On one occasion, Ridgway waited hours for Budai’s teenage sister, Mary, to come home and confronted her about the importance of receiving Christ in her life. Mary laughed in Ridgway’s face, but Ridgway was persistent. “God brought my sister Mary to himself, and she later became a missionary in Japan,” Budai said.
Besides Mary, many of Budai’s older siblings also serve as missionaries in Japan and Brazil, which is home to the largest community of Japanese people outside Japan. “Margaret was very instrumental in bringing our families the gospel,” said Budai.
After the Second World War ended, Ridgway continued to minister to Japanese Canadians in British Columbia and Alberta.
In 1945, Japanese families who were interned in British Columbia’s interior were permitted to leave their confined surroundings if they chose to go east of the Canadian Rockies or repatriate to Japan. A majority chose the former, especially since British Columbia did not permit Japanese Canadians to return to the Vancouver area until 1949.
In the postwar era, many Japanese Canadians continued to face discrimination. Finding employment and housing was difficult, especially in the larger cities. Children and youth often wished they had been born with brown or blond hair, not black. Many Japanese Canadians felt like they had to do better than others to prove that they were trustworthy and deserving of employment.

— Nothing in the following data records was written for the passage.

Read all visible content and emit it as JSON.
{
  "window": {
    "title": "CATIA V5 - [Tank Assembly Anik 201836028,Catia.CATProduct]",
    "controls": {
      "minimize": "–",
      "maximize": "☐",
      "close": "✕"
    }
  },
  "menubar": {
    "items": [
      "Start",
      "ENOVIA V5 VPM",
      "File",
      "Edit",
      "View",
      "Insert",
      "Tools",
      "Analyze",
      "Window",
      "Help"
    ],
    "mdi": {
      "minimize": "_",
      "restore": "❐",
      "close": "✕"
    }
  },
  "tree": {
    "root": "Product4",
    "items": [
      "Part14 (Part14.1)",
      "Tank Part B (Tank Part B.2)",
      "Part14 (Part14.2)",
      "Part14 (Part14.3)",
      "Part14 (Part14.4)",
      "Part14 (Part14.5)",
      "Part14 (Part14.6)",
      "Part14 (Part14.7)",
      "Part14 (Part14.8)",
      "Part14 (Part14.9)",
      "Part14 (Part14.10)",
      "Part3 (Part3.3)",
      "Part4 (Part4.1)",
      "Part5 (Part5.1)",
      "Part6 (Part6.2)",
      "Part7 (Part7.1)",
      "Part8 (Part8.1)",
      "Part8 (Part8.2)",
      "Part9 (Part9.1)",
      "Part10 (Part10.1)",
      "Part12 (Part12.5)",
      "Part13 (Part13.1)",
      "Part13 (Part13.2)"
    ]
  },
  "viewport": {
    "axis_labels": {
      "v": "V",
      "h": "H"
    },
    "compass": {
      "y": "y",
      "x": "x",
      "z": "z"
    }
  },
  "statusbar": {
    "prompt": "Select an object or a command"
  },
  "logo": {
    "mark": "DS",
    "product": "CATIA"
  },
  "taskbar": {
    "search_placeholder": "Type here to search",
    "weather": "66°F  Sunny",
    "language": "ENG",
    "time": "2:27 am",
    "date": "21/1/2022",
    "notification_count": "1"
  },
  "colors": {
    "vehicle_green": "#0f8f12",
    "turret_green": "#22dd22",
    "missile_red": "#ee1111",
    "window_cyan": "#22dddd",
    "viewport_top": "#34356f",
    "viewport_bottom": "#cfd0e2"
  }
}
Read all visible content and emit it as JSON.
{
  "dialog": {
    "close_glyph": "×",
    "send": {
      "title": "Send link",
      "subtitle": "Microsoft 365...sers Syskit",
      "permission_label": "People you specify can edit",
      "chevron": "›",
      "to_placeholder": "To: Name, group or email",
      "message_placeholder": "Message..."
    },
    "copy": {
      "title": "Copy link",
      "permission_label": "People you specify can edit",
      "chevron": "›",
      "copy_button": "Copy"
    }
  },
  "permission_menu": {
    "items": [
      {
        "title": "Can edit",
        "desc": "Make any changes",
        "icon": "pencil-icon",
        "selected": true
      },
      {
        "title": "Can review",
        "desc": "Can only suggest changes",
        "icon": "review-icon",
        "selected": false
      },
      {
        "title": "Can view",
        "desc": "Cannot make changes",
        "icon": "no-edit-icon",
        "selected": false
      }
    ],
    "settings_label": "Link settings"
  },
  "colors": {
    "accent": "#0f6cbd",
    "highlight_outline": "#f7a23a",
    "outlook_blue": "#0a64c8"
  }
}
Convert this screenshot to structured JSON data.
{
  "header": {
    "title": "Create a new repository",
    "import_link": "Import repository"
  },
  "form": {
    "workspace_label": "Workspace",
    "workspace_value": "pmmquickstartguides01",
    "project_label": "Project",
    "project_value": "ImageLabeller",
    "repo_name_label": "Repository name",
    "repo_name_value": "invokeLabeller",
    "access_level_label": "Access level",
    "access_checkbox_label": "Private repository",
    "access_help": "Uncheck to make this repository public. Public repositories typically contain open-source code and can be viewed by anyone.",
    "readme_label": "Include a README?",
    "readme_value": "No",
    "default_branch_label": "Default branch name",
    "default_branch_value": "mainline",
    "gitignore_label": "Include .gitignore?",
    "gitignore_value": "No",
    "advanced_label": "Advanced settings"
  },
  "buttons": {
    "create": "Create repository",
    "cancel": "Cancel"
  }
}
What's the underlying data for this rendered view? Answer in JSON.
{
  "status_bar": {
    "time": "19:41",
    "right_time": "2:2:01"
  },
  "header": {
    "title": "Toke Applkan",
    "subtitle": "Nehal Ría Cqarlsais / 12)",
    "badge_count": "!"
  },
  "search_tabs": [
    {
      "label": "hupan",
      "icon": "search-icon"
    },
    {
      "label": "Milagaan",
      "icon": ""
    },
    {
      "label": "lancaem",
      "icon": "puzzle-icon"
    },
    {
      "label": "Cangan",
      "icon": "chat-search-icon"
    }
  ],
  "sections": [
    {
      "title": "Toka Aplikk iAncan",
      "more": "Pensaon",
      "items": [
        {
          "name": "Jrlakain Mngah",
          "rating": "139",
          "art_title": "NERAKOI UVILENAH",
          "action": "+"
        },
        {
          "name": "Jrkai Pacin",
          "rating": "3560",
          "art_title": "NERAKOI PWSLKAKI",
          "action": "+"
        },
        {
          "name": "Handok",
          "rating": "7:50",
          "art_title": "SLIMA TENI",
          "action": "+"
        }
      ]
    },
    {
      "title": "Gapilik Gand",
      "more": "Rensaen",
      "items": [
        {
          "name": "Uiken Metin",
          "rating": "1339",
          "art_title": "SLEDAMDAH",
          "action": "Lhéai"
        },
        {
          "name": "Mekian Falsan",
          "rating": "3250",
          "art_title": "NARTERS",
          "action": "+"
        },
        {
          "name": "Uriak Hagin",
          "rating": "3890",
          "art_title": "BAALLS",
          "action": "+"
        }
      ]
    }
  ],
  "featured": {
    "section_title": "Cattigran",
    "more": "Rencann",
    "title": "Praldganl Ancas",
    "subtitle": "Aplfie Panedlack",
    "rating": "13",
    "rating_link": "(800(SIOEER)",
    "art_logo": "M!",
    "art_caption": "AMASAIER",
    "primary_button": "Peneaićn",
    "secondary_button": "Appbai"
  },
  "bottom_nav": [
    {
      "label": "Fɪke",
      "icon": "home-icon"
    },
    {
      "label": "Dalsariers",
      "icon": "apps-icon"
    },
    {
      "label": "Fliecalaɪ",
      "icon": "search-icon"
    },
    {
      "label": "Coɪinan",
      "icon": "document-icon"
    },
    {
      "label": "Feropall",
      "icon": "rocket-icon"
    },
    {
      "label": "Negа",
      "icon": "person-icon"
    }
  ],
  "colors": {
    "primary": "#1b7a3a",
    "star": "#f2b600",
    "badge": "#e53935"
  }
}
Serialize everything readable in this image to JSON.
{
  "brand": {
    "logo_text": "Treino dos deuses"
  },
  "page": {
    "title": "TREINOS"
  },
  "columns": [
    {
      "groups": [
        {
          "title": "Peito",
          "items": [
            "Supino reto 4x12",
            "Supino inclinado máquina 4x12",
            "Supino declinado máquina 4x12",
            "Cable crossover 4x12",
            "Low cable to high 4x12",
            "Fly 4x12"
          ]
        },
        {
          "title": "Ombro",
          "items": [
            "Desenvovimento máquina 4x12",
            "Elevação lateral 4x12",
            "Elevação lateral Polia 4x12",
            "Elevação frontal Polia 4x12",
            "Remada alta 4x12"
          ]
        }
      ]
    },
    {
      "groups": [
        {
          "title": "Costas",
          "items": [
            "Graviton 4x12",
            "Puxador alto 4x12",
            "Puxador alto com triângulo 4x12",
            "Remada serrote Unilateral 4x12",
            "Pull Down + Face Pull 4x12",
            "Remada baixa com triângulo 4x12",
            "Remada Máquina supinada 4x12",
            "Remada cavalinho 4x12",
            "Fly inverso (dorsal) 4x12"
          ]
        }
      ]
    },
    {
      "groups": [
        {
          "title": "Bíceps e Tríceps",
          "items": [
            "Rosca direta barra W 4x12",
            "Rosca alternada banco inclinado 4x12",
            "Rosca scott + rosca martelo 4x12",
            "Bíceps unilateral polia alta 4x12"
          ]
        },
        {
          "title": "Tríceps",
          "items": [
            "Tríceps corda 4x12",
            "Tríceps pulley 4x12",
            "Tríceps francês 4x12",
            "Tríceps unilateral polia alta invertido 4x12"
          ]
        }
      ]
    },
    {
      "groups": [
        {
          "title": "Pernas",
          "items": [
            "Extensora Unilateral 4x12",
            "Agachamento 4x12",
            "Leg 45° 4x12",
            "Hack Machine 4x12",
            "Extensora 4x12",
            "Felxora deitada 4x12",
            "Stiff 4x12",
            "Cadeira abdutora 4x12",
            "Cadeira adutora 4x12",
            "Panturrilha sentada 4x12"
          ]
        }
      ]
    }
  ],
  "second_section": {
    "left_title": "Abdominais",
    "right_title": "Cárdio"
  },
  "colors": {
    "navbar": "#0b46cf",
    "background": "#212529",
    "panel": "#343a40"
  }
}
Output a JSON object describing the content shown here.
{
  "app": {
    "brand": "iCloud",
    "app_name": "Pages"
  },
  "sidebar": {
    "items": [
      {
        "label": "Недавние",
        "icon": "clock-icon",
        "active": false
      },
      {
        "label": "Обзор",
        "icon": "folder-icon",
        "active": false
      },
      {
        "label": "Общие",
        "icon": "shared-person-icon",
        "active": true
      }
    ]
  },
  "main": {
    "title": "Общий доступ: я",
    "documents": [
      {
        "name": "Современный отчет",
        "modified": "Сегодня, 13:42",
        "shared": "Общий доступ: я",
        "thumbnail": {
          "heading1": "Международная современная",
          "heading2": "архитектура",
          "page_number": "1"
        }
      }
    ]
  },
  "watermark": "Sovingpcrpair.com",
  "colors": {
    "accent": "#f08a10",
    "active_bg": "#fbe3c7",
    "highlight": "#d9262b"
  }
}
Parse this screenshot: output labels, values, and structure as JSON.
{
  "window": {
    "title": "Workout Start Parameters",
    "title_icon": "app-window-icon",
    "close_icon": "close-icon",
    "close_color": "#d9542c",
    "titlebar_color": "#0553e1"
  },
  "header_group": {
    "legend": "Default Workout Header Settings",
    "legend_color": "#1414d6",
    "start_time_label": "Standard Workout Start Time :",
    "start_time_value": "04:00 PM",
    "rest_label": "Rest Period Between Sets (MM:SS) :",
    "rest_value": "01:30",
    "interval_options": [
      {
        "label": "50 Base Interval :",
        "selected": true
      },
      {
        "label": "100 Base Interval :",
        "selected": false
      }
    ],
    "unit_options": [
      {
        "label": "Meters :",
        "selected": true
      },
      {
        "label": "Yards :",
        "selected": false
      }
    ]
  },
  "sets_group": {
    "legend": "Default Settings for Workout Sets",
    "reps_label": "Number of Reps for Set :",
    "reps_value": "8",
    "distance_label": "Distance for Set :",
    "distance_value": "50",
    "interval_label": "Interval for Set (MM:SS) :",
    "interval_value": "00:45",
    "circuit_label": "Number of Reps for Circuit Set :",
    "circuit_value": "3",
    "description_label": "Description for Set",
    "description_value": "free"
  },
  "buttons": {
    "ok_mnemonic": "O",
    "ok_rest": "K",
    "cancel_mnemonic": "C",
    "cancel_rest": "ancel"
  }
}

Ironically, Japan was making an unprecedented rapid recovery during this period, to the point that they became global leaders in technological research and development in a few short decades. Japan’s reputation was held in high regard, and Canadian society gradually became more accepting of people with Japanese heritage.
As more and more Japanese Canadians left the interior for other parts of the country, Ridgway’s outreach efforts experienced several changes. In the fall of 1946, her ministry was formally organized and named the Canadian Japanese Mission (CJM).
Over time, Ridgway’s ministry has undergone several changes in name and purpose. From engaging missionaries to spread the gospel and planting churches in cities like Vancouver, Calgary, Edmonton, Winnipeg, and Toronto, the CJM today serves as an umbrella organization providing support to 17 churches and fellowship groups across the country.
Ridgway retired in 1980 and died in 2004. Her friend and fellow missionary Mary Holdcroft described her as a “walking dictionary” of all things concerning the CJM, in a tribute to Ridgway published in the CJM Reporter’s Spring 2005 issue.
Ridgway herself had a sobering yet hopeful perspective about her life’s work: “Much has happened since these early beginnings. … We have made mistakes through the years—some of them grievous indeed,” she wrote in 1978.
“Again and again we have been made aware that we are nothing but earthen vessels and that what has proved of lasting value has been of God and not of us.”
The presence of many active Japanese Canadian churches testifies to Ridgway’s faithfulness and persistence, says Yokota.
“Margaret was the key to many evangelical churches today in Canada. We have churches from Victoria to Halifax now that are connected with the Canadian Japanese Ministries, and they’re all evangelical. That certainly is a real legacy of what Margaret started before the war.”
Nori Kanashiro is the former general director of CJM. Isabel Ong is Christianity Today’s associate Asia editor.